Some of the services Tymes Trust provide include the Tymes magazine, an advice line service, and a professionals referral service. They also provide The Tymes Trustcard to children for use in schools.[5]

Notable people[edit | edit source]

  • Jane Colby is the executive director of Tymes Trust.

Patrons[edit | edit source]

History[edit | edit source]

Tymes Trust began in 1989 in the form of the Tymes Magazine, which was published by two young people with ME. The trust became a registered charity in June 2000 and now offers a range of services. In 2010 Tymes Trust received the Queen’s Award for Voluntary Service for pursuing the educational rights of children with ME and advancing their care.

Funding[edit | edit source]

Funding is almost entirely raised by member donations, with occasional grants for specific projects.[6] Tymes Trust acquired charitable status in June 2000.[5] Its charity number is 1080985.[4]

Online presence[edit | edit source]

See also[edit | edit source]

Learn more[edit | edit source]

References[edit | edit source]

myalgic encephalomyelitis (ME) - A disease often marked by neurological symptoms, but fatigue is sometimes a symptom as well. Some diagnostic criteria distinguish it from chronic fatigue syndrome, while other diagnostic criteria consider it to be a synonym for chronic fatigue syndrome. A defining characteristic of ME is post-exertional malaise (PEM), or post-exertional neuroimmune exhaustion (PENE), which is a notable exacerbation of symptoms brought on by small exertions. PEM can last for days or weeks. Symptoms can include cognitive impairments, muscle pain (myalgia), trouble remaining upright (orthostatic intolerance), sleep abnormalities, and gastro-intestinal impairments, among others. An estimated 25% of those suffering from ME are housebound or bedbound. The World Health Organization (WHO) classifies ME as a neurological disease.

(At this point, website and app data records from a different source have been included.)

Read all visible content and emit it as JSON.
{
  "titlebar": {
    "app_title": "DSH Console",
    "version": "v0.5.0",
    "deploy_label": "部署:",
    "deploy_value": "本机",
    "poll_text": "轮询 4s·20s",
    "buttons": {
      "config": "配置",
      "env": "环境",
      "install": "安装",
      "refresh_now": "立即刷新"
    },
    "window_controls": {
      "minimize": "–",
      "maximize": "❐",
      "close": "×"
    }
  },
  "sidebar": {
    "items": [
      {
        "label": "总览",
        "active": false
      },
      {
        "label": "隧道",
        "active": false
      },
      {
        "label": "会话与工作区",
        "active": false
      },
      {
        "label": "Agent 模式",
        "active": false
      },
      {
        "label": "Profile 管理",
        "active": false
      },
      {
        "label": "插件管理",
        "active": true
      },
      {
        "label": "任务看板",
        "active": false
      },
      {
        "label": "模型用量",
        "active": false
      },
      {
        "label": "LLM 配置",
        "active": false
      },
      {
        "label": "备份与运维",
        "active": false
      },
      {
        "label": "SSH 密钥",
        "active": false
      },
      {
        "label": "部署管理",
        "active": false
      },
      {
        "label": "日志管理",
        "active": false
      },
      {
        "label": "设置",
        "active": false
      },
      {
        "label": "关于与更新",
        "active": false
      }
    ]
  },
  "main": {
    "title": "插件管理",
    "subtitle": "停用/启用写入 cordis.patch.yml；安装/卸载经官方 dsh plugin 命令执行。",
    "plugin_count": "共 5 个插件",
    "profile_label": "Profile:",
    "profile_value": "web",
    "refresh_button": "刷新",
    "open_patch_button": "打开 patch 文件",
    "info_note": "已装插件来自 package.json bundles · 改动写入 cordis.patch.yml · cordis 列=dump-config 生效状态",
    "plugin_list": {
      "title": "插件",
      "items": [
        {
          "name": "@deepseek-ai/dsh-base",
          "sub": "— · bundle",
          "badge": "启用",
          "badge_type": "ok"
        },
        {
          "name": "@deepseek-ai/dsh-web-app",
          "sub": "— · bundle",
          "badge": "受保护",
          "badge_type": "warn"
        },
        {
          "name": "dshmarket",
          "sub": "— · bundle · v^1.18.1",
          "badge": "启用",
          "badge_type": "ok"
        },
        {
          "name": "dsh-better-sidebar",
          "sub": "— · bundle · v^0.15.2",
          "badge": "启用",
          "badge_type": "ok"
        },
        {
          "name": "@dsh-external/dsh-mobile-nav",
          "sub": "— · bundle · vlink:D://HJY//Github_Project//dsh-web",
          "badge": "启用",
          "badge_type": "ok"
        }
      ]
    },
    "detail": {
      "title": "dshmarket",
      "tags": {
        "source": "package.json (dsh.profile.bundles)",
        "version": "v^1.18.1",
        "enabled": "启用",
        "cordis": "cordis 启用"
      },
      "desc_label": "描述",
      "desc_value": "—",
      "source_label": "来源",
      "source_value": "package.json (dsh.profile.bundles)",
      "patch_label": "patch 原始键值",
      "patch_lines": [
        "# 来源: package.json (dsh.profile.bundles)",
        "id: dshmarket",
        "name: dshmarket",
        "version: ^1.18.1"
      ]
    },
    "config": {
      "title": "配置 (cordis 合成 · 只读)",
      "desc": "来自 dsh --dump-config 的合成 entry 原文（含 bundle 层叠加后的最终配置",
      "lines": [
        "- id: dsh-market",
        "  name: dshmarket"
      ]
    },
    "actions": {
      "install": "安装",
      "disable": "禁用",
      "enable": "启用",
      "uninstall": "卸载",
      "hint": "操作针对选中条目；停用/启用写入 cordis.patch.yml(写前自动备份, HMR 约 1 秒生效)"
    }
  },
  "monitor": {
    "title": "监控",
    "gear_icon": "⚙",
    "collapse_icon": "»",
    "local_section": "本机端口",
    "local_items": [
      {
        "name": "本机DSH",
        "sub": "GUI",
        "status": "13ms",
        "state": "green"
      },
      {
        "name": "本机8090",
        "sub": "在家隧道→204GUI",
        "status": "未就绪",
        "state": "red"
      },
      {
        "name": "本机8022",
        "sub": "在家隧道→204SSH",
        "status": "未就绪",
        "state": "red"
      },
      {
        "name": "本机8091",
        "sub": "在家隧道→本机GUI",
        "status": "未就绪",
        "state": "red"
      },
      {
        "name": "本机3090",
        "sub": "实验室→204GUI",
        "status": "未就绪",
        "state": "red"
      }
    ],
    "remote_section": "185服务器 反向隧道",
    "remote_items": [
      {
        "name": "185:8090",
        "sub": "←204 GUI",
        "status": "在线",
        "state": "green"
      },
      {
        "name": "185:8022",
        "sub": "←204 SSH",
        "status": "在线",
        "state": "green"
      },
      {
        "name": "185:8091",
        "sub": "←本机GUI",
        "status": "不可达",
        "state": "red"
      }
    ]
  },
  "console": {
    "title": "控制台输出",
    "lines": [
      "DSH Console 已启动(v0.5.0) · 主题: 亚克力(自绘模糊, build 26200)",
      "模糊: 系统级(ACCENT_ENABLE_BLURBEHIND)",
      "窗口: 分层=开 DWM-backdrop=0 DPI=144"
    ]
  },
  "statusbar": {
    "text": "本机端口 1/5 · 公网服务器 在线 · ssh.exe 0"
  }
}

The information provided at this site is not intended to diagnose or treat any illness.
From MEpedia, a crowd-sourced encyclopedia of ME and CFS science and history.